[Extracted records]
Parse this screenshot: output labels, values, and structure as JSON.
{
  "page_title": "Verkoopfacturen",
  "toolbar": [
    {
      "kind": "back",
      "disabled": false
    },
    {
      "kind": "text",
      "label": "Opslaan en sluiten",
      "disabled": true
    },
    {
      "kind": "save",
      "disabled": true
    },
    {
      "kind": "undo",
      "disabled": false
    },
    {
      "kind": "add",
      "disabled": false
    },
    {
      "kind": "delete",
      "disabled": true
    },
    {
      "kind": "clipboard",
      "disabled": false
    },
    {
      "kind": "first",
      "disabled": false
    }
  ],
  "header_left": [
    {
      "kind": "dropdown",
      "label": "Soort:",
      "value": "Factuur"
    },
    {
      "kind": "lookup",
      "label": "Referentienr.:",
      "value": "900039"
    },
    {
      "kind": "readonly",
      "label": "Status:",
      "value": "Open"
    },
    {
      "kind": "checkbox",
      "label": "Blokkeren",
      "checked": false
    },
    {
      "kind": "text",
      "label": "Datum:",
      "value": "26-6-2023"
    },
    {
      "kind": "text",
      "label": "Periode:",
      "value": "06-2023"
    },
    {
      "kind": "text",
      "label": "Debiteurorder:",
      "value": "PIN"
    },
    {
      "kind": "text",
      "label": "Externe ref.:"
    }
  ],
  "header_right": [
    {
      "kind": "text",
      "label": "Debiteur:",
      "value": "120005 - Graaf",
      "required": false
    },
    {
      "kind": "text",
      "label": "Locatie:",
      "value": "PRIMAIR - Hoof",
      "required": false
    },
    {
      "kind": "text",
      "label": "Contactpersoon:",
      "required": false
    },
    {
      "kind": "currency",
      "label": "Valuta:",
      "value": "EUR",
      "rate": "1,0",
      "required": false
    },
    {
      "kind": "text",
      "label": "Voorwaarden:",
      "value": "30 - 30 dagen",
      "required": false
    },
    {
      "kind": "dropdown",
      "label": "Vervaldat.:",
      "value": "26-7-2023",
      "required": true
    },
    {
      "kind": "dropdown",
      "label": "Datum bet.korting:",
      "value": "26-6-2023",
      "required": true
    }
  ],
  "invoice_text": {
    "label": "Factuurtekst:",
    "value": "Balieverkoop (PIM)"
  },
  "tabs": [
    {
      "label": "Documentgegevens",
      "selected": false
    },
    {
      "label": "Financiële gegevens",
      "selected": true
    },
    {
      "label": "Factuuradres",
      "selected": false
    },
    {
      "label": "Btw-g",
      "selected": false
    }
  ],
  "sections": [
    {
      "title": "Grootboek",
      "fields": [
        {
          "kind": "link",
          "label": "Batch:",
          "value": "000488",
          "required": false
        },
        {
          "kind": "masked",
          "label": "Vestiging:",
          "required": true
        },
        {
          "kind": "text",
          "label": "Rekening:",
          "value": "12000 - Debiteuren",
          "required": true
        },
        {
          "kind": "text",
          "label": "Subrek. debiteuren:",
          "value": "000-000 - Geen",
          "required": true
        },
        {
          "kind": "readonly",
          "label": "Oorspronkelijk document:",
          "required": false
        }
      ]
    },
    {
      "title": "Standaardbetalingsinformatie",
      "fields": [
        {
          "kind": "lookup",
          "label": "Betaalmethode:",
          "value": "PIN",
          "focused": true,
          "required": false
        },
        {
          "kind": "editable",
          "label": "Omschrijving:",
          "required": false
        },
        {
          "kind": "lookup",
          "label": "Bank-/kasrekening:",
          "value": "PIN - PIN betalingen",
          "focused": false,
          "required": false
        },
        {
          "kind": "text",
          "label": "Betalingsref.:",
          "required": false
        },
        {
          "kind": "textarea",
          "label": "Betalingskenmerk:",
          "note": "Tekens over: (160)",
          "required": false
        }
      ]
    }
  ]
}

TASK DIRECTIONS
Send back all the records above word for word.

WRITTEN SOLUTION
Parse this screenshot: output labels, values, and structure as JSON.
{
  "page_title": "Verkoopfacturen",
  "toolbar": [
    {
      "kind": "back",
      "disabled": false
    },
    {
      "kind": "text",
      "label": "Opslaan en sluiten",
      "disabled": true
    },
    {
      "kind": "save",
      "disabled": true
    },
    {
      "kind": "undo",
      "disabled": false
    },
    {
      "kind": "add",
      "disabled": false
    },
    {
      "kind": "delete",
      "disabled": true
    },
    {
      "kind": "clipboard",
      "disabled": false
    },
    {
      "kind": "first",
      "disabled": false
    }
  ],
  "header_left": [
    {
      "kind": "dropdown",
      "label": "Soort:",
      "value": "Factuur"
    },
    {
      "kind": "lookup",
      "label": "Referentienr.:",
      "value": "900039"
    },
    {
      "kind": "readonly",
      "label": "Status:",
      "value": "Open"
    },
    {
      "kind": "checkbox",
      "label": "Blokkeren",
      "checked": false
    },
    {
      "kind": "text",
      "label": "Datum:",
      "value": "26-6-2023"
    },
    {
      "kind": "text",
      "label": "Periode:",
      "value": "06-2023"
    },
    {
      "kind": "text",
      "label": "Debiteurorder:",
      "value": "PIN"
    },
    {
      "kind": "text",
      "label": "Externe ref.:"
    }
  ],
  "header_right": [
    {
      "kind": "text",
      "label": "Debiteur:",
      "value": "120005 - Graaf",
      "required": false
    },
    {
      "kind": "text",
      "label": "Locatie:",
      "value": "PRIMAIR - Hoof",
      "required": false
    },
    {
      "kind": "text",
      "label": "Contactpersoon:",
      "required": false
    },
    {
      "kind": "currency",
      "label": "Valuta:",
      "value": "EUR",
      "rate": "1,0",
      "required": false
    },
    {
      "kind": "text",
      "label": "Voorwaarden:",
      "value": "30 - 30 dagen",
      "required": false
    },
    {
      "kind": "dropdown",
      "label": "Vervaldat.:",
      "value": "26-7-2023",
      "required": true
    },
    {
      "kind": "dropdown",
      "label": "Datum bet.korting:",
      "value": "26-6-2023",
      "required": true
    }
  ],
  "invoice_text": {
    "label": "Factuurtekst:",
    "value": "Balieverkoop (PIM)"
  },
  "tabs": [
    {
      "label": "Documentgegevens",
      "selected": false
    },
    {
      "label": "Financiële gegevens",
      "selected": true
    },
    {
      "label": "Factuuradres",
      "selected": false
    },
    {
      "label": "Btw-g",
      "selected": false
    }
  ],
  "sections": [
    {
      "title": "Grootboek",
      "fields": [
        {
          "kind": "link",
          "label": "Batch:",
          "value": "000488",
          "required": false
        },
        {
          "kind": "masked",
          "label": "Vestiging:",
          "required": true
        },
        {
          "kind": "text",
          "label": "Rekening:",
          "value": "12000 - Debiteuren",
          "required": true
        },
        {
          "kind": "text",
          "label": "Subrek. debiteuren:",
          "value": "000-000 - Geen",
          "required": true
        },
        {
          "kind": "readonly",
          "label": "Oorspronkelijk document:",
          "required": false
        }
      ]
    },
    {
      "title": "Standaardbetalingsinformatie",
      "fields": [
        {
          "kind": "lookup",
          "label": "Betaalmethode:",
          "value": "PIN",
          "focused": true,
          "required": false
        },
        {
          "kind": "editable",
          "label": "Omschrijving:",
          "required": false
        },
        {
          "kind": "lookup",
          "label": "Bank-/kasrekening:",
          "value": "PIN - PIN betalingen",
          "focused": false,
          "required": false
        },
        {
          "kind": "text",
          "label": "Betalingsref.:",
          "required": false
        },
        {
          "kind": "textarea",
          "label": "Betalingskenmerk:",
          "note": "Tekens over: (160)",
          "required": false
        }
      ]
    }
  ]
}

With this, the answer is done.